 In summary, Mr. Malik has not demonstrated how section 134 would deem the supply of the house from the Developer to Mr. Sheikh not to be a taxable supply. I therefore find that the Developer made the supply of the house to both Mr. Malik and Mr. Sheikh. Therefore, since Mr. Sheikh did not intend to reside in the house, Mr. Malik is not entitled to a new housing rebate.
Was “Ownership” of the House Transferred to Mr. Malik?
 The word “ownership” in paragraph 254(2)(e) means beneficial ownership rather than legal title (Rochefort). The Respondent submits that beneficial ownership of the house was not transferred to Mr. Malik. Mr. Malik submits that he was the beneficial owner of the property.
 Having already found for the Respondent, it is unnecessary for me to consider this third issue. However, since it is possible that Mr. Malik may appeal my decision, I feel that I should at least comment on a number of relevant questions of fact.
 Mr. Malik testified that he paid the deposits on the house (albeit in part with funds borrowed from family members other than Mr. Sheikh), lived in the house, paid the mortgage, paid the expenses associated with the house, determined when to sell the house and kept the profit from the sale. I found Mr. Malik to be a credible witness.
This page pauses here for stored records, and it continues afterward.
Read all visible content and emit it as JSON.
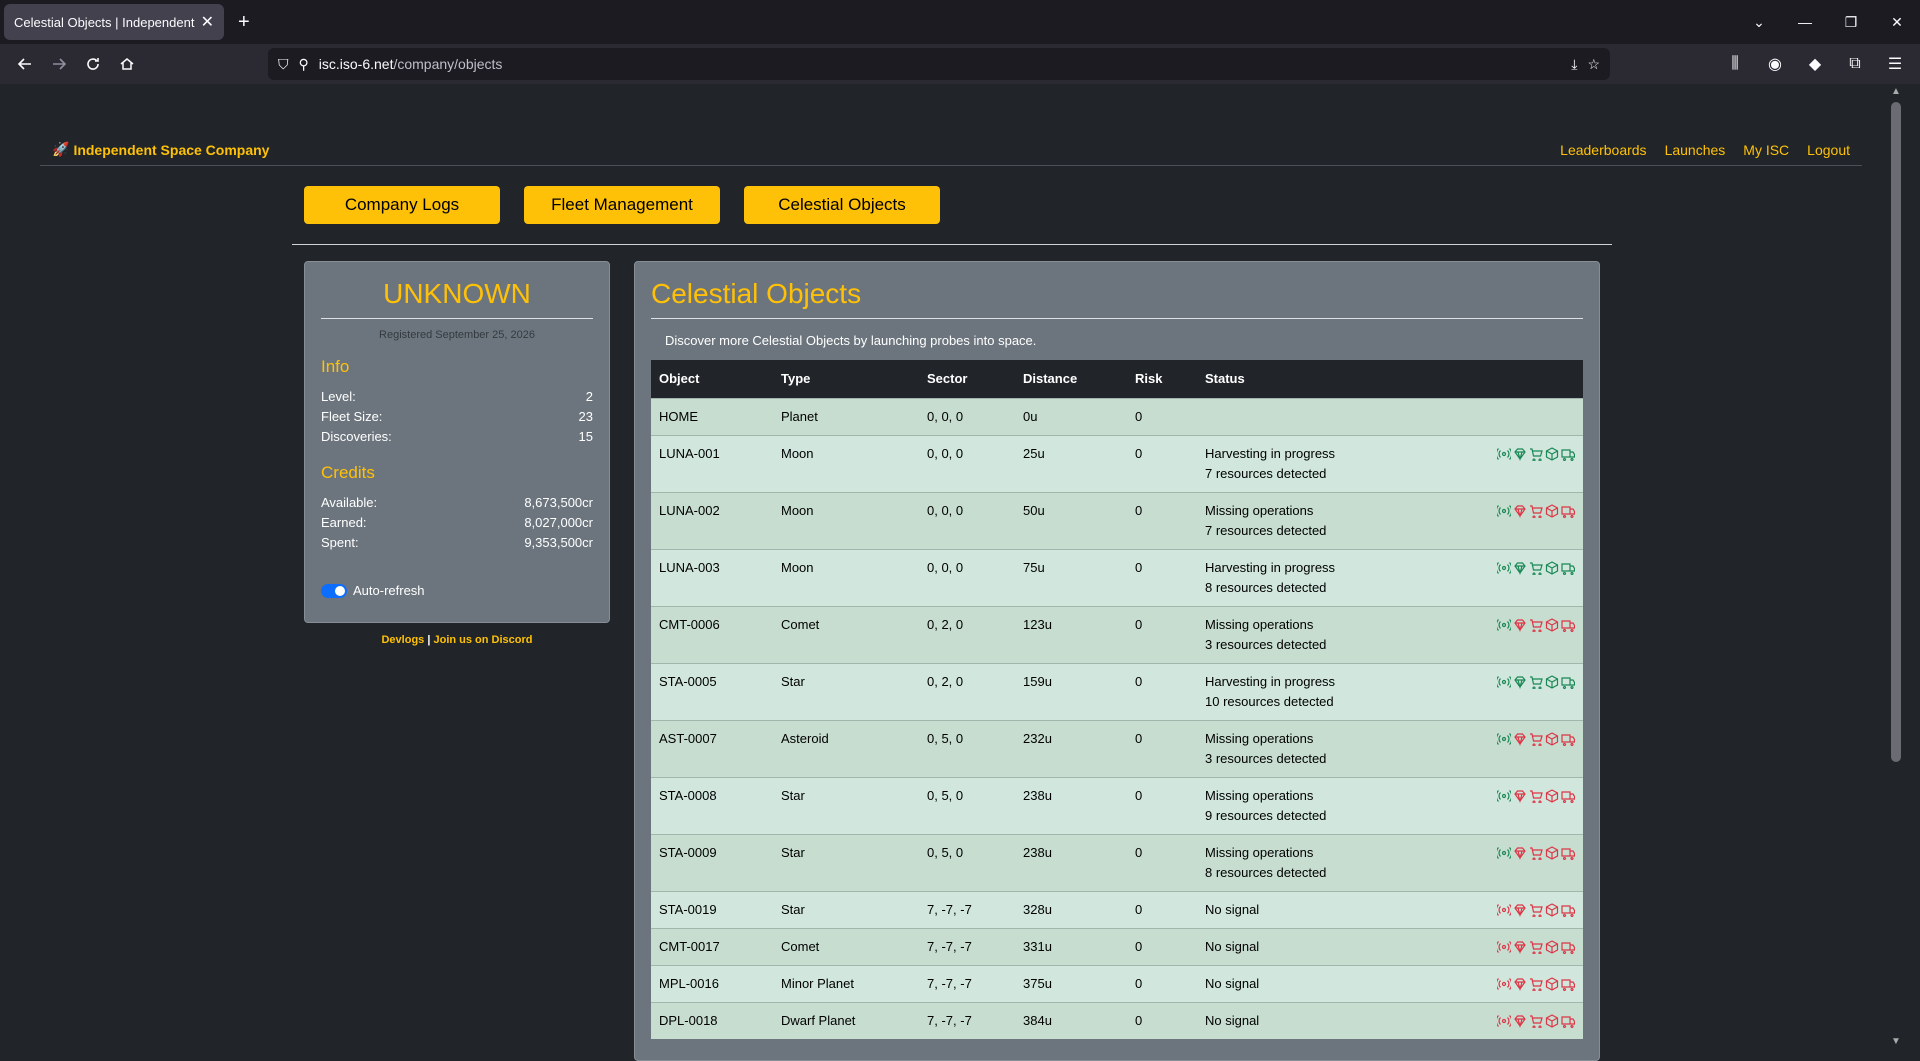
{
  "browser": {
    "tab_title": "Celestial Objects | Independent Space",
    "url_domain": "isc.iso-6.net",
    "url_path": "/company/objects"
  },
  "header": {
    "brand": "Independent Space Company",
    "nav": [
      "Leaderboards",
      "Launches",
      "My ISC",
      "Logout"
    ]
  },
  "tabs": [
    "Company Logs",
    "Fleet Management",
    "Celestial Objects"
  ],
  "profile": {
    "name": "UNKNOWN",
    "registered": "Registered September 25, 2026",
    "info_title": "Info",
    "info": [
      {
        "label": "Level:",
        "value": "2"
      },
      {
        "label": "Fleet Size:",
        "value": "23"
      },
      {
        "label": "Discoveries:",
        "value": "15"
      }
    ],
    "credits_title": "Credits",
    "credits": [
      {
        "label": "Available:",
        "value": "8,673,500cr"
      },
      {
        "label": "Earned:",
        "value": "8,027,000cr"
      },
      {
        "label": "Spent:",
        "value": "9,353,500cr"
      }
    ],
    "auto_refresh": "Auto-refresh",
    "devlogs": "Devlogs",
    "separator": "|",
    "discord": "Join us on Discord"
  },
  "main": {
    "title": "Celestial Objects",
    "intro": "Discover more Celestial Objects by launching probes into space.",
    "columns": [
      "Object",
      "Type",
      "Sector",
      "Distance",
      "Risk",
      "Status"
    ],
    "rows": [
      {
        "object": "HOME",
        "type": "Planet",
        "sector": "0, 0, 0",
        "distance": "0u",
        "risk": "0",
        "status": "",
        "status2": "",
        "icons": "none"
      },
      {
        "object": "LUNA-001",
        "type": "Moon",
        "sector": "0, 0, 0",
        "distance": "25u",
        "risk": "0",
        "status": "Harvesting in progress",
        "status2": "7 resources detected",
        "icons": "green"
      },
      {
        "object": "LUNA-002",
        "type": "Moon",
        "sector": "0, 0, 0",
        "distance": "50u",
        "risk": "0",
        "status": "Missing operations",
        "status2": "7 resources detected",
        "icons": "mixed"
      },
      {
        "object": "LUNA-003",
        "type": "Moon",
        "sector": "0, 0, 0",
        "distance": "75u",
        "risk": "0",
        "status": "Harvesting in progress",
        "status2": "8 resources detected",
        "icons": "green"
      },
      {
        "object": "CMT-0006",
        "type": "Comet",
        "sector": "0, 2, 0",
        "distance": "123u",
        "risk": "0",
        "status": "Missing operations",
        "status2": "3 resources detected",
        "icons": "mixed"
      },
      {
        "object": "STA-0005",
        "type": "Star",
        "sector": "0, 2, 0",
        "distance": "159u",
        "risk": "0",
        "status": "Harvesting in progress",
        "status2": "10 resources detected",
        "icons": "green"
      },
      {
        "object": "AST-0007",
        "type": "Asteroid",
        "sector": "0, 5, 0",
        "distance": "232u",
        "risk": "0",
        "status": "Missing operations",
        "status2": "3 resources detected",
        "icons": "mixed"
      },
      {
        "object": "STA-0008",
        "type": "Star",
        "sector": "0, 5, 0",
        "distance": "238u",
        "risk": "0",
        "status": "Missing operations",
        "status2": "9 resources detected",
        "icons": "mixed"
      },
      {
        "object": "STA-0009",
        "type": "Star",
        "sector": "0, 5, 0",
        "distance": "238u",
        "risk": "0",
        "status": "Missing operations",
        "status2": "8 resources detected",
        "icons": "mixed"
      },
      {
        "object": "STA-0019",
        "type": "Star",
        "sector": "7, -7, -7",
        "distance": "328u",
        "risk": "0",
        "status": "No signal",
        "status2": "",
        "icons": "red"
      },
      {
        "object": "CMT-0017",
        "type": "Comet",
        "sector": "7, -7, -7",
        "distance": "331u",
        "risk": "0",
        "status": "No signal",
        "status2": "",
        "icons": "red"
      },
      {
        "object": "MPL-0016",
        "type": "Minor Planet",
        "sector": "7, -7, -7",
        "distance": "375u",
        "risk": "0",
        "status": "No signal",
        "status2": "",
        "icons": "red"
      },
      {
        "object": "DPL-0018",
        "type": "Dwarf Planet",
        "sector": "7, -7, -7",
        "distance": "384u",
        "risk": "0",
        "status": "No signal",
        "status2": "",
        "icons": "red"
      }
    ]
  },
  "colors": {
    "accent": "#ffc107",
    "ok": "#198754",
    "bad": "#dc3545"
  },
  "icon_names": [
    "signal-icon",
    "gem-icon",
    "cart-icon",
    "box-icon",
    "truck-icon"
  ]
}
 The only assumptions of fact that the Minister made on this issue favour Mr. Malik. The Minister assumed that Mr. Malik paid the purchase price of the house and took possession of the house. The Minister made no assumptions of fact regarding the payment of the mortgage, the payment of expenses, the choice to sell the house or the distribution of the proceeds of sale when the house was sold.
 The Respondent asks me to draw an adverse inference from Mr. Malik’s failure to call Mr. Sheikh as a witness. The Respondent also argues that I should not accept Mr. Malik’s testimony because he failed to provide supporting documentation showing the mortgage repayments and the distribution of the proceeds of sale. I am unwilling to do either of these things. The Respondent’s argument on paragraph 254(2)(e) was not explicitly raised in the Reply and is not supported by the Minister’s assumptions of fact. Mr. Malik cannot be expected to bring evidence or call witnesses to defend against an unanticipated argument. While it would have been useful to hear evidence from Mr. Sheikh, I am not prepared to draw an adverse inference from the failure to call him.
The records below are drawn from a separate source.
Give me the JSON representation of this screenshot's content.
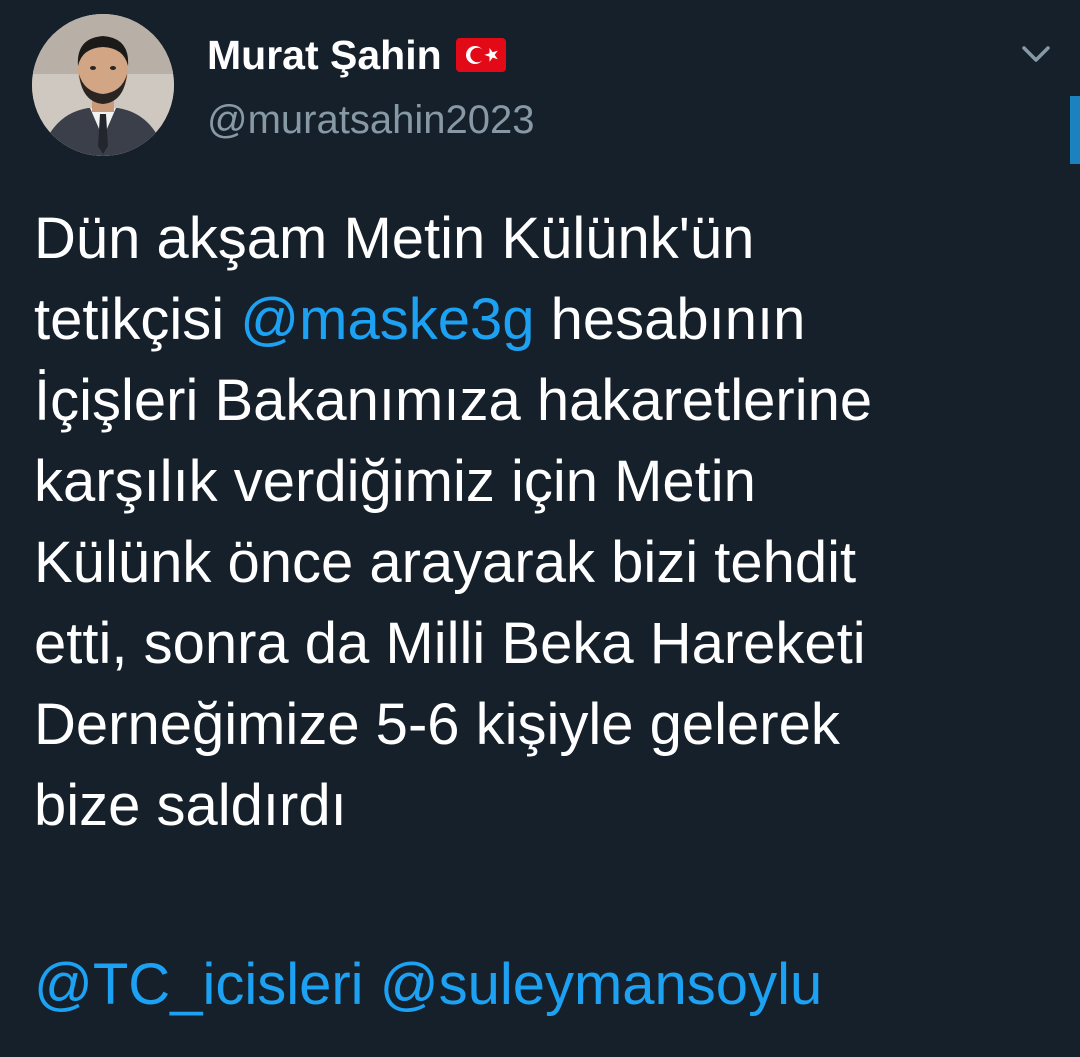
{
  "author": {
    "display_name": "Murat Şahin",
    "handle": "@muratsahin2023",
    "flag": "turkey-flag"
  },
  "tweet": {
    "lines": [
      [
        "Dün akşam Metin Külünk'ün"
      ],
      [
        "tetikçisi ",
        "@maske3g",
        " hesabının"
      ],
      [
        "İçişleri Bakanımıza hakaretlerine"
      ],
      [
        "karşılık verdiğimiz için Metin"
      ],
      [
        "Külünk önce arayarak bizi tehdit"
      ],
      [
        "etti, sonra da Milli Beka Hareketi"
      ],
      [
        "Derneğimize 5-6 kişiyle gelerek"
      ],
      [
        "bize saldırdı"
      ]
    ],
    "mentions": [
      "@TC_icisleri",
      "@suleymansoylu"
    ]
  },
  "colors": {
    "background": "#15202b",
    "text": "#ffffff",
    "secondary": "#8899a6",
    "accent": "#1da1f2",
    "flag_red": "#e30a17"
  },
  "icons": {
    "more": "chevron-down-icon"
  }
}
 Based on all of the foregoing, the Appeal is dismissed.
Signed at Ottawa, Canada, this 15th day of April 2015.
“David E. Graham”